=== Section Start ===
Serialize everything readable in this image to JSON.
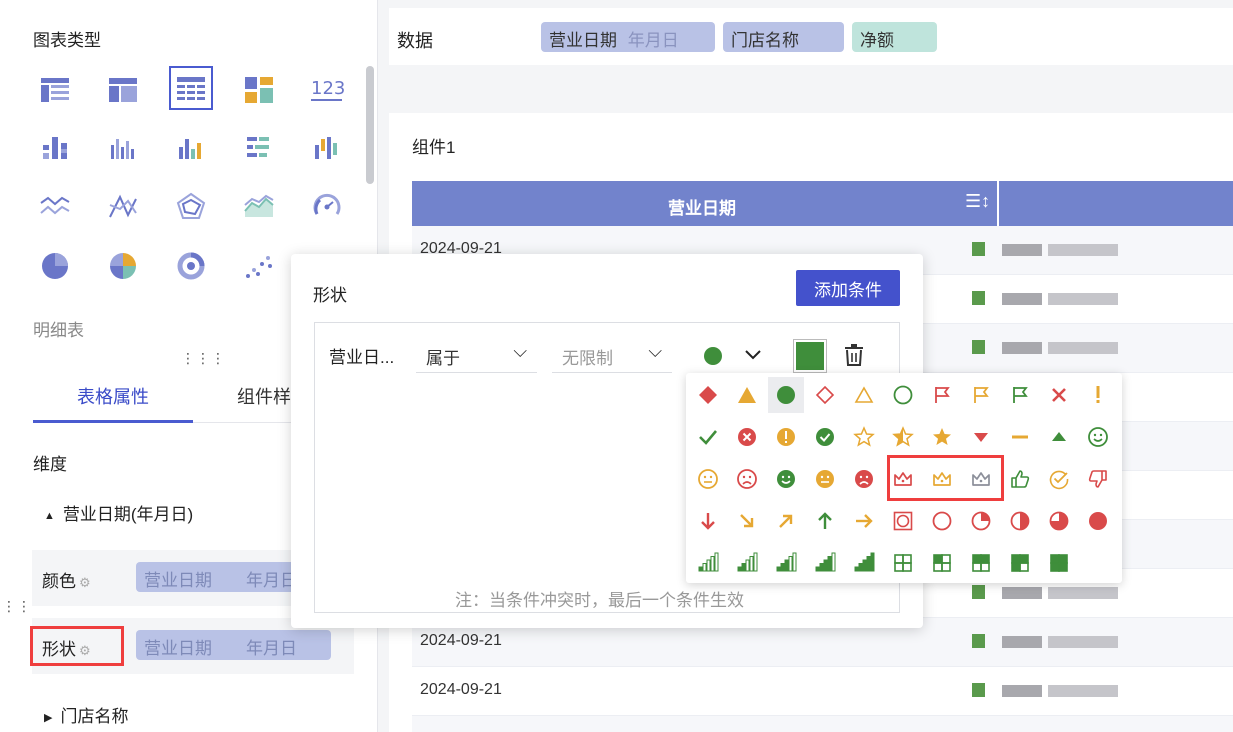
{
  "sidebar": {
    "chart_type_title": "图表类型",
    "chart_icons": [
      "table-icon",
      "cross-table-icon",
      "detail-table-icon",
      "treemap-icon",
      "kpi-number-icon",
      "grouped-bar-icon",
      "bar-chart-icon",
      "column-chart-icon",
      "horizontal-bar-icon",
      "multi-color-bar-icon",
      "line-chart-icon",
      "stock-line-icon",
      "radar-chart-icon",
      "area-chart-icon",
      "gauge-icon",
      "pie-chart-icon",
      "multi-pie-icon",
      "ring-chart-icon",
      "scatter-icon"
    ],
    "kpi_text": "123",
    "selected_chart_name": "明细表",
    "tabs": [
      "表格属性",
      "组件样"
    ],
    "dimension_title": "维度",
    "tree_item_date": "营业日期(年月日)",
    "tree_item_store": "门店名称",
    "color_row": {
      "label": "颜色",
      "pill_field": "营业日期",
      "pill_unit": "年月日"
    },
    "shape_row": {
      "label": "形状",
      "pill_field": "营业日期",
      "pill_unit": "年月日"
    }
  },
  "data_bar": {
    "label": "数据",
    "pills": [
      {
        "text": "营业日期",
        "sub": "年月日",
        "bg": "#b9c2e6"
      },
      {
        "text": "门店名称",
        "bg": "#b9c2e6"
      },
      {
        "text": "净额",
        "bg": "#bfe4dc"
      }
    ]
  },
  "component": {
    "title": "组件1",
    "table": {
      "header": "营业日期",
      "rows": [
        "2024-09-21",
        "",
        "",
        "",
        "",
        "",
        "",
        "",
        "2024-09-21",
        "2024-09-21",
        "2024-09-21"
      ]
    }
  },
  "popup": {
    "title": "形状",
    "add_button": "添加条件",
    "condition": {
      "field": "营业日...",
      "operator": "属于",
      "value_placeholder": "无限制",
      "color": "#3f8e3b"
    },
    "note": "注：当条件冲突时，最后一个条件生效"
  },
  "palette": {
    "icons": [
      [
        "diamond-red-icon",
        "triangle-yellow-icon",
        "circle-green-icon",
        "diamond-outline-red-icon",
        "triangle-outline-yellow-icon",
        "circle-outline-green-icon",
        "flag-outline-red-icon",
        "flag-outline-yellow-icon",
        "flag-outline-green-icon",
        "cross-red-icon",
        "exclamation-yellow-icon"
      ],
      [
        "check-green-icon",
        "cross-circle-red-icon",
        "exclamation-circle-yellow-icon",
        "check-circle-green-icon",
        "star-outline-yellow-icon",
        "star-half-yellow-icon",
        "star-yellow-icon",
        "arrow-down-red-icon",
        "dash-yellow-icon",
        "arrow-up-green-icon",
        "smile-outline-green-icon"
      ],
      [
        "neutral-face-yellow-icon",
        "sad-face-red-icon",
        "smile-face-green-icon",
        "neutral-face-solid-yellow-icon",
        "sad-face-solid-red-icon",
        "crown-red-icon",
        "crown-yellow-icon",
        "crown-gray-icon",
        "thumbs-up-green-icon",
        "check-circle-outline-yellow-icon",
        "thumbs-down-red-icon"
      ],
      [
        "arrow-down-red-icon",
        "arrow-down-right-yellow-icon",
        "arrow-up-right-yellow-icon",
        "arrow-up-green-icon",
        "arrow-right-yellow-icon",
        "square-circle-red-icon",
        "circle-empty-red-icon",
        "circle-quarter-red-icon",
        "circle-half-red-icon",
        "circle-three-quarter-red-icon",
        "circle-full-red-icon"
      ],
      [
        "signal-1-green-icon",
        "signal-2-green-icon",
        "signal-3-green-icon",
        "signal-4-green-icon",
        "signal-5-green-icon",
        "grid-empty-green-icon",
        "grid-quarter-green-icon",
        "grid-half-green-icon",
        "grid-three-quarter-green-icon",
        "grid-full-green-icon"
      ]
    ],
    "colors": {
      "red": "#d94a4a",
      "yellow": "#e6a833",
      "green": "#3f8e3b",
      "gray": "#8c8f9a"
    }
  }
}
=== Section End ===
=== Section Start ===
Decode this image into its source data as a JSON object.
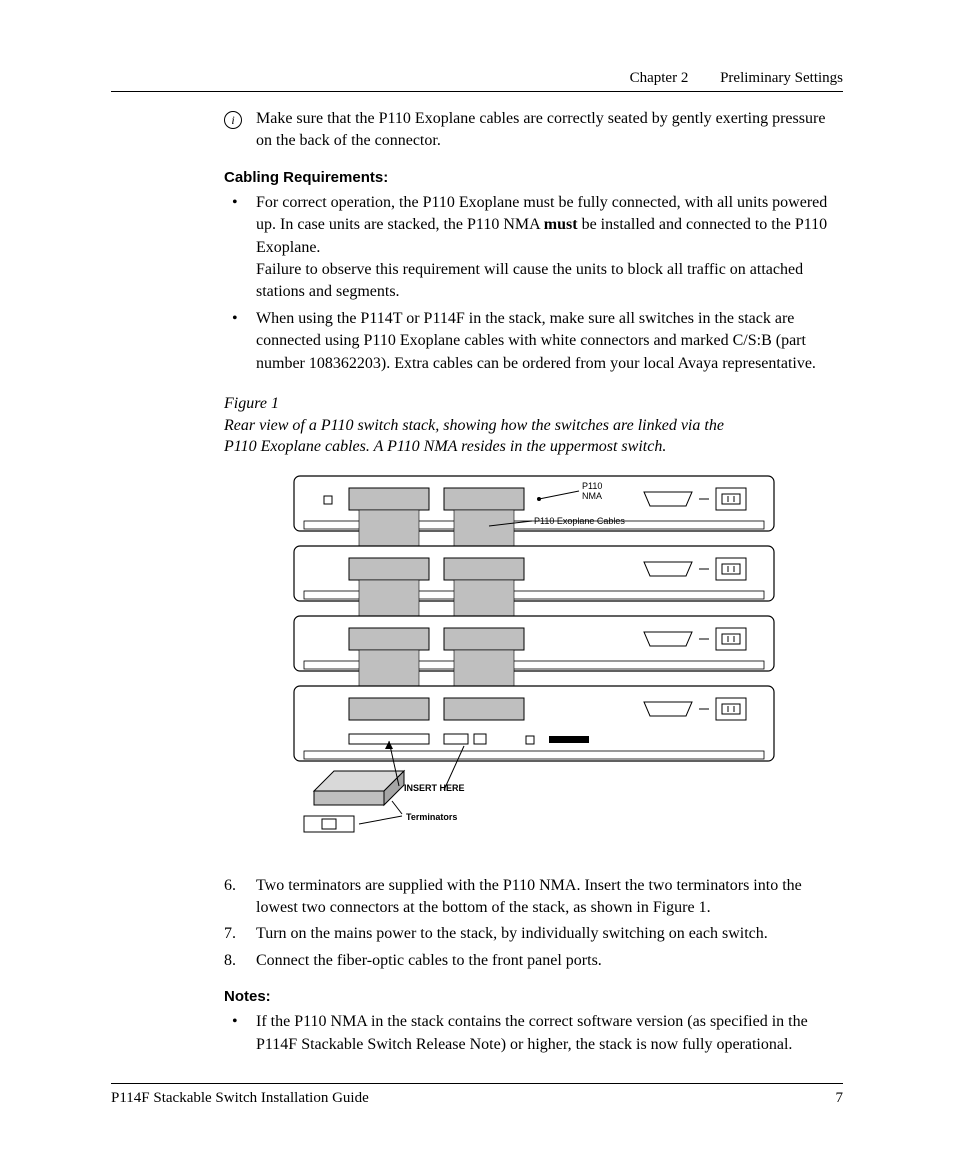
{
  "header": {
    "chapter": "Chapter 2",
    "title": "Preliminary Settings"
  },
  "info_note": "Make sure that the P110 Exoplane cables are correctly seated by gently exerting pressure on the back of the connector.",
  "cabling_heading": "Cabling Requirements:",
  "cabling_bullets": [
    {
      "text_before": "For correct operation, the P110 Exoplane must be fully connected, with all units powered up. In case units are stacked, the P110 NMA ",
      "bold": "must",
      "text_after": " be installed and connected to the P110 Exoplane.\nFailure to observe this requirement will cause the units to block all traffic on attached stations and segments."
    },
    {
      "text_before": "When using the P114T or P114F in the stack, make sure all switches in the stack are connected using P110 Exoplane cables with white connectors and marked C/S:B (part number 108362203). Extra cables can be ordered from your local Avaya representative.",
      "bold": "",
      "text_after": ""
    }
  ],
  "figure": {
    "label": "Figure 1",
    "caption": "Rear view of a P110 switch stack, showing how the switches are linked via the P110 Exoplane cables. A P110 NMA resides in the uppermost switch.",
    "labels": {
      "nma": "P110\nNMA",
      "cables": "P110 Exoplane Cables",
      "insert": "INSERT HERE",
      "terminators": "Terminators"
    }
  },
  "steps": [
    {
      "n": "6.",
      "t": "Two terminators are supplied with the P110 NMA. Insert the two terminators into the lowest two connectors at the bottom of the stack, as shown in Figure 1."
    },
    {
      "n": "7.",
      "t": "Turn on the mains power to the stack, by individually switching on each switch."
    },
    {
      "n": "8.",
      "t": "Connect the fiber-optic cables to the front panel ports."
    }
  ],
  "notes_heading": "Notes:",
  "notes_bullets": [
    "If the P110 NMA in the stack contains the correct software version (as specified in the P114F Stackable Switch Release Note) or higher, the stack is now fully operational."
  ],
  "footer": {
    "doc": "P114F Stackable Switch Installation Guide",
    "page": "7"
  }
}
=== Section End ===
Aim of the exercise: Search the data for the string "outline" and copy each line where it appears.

Exercise result:
        "diamond-outline-red-icon",
        "triangle-outline-yellow-icon",
        "circle-outline-green-icon",
        "flag-outline-red-icon",
        "flag-outline-yellow-icon",
        "flag-outline-green-icon",
        "star-outline-yellow-icon",
        "smile-outline-green-icon"
        "check-circle-outline-yellow-icon",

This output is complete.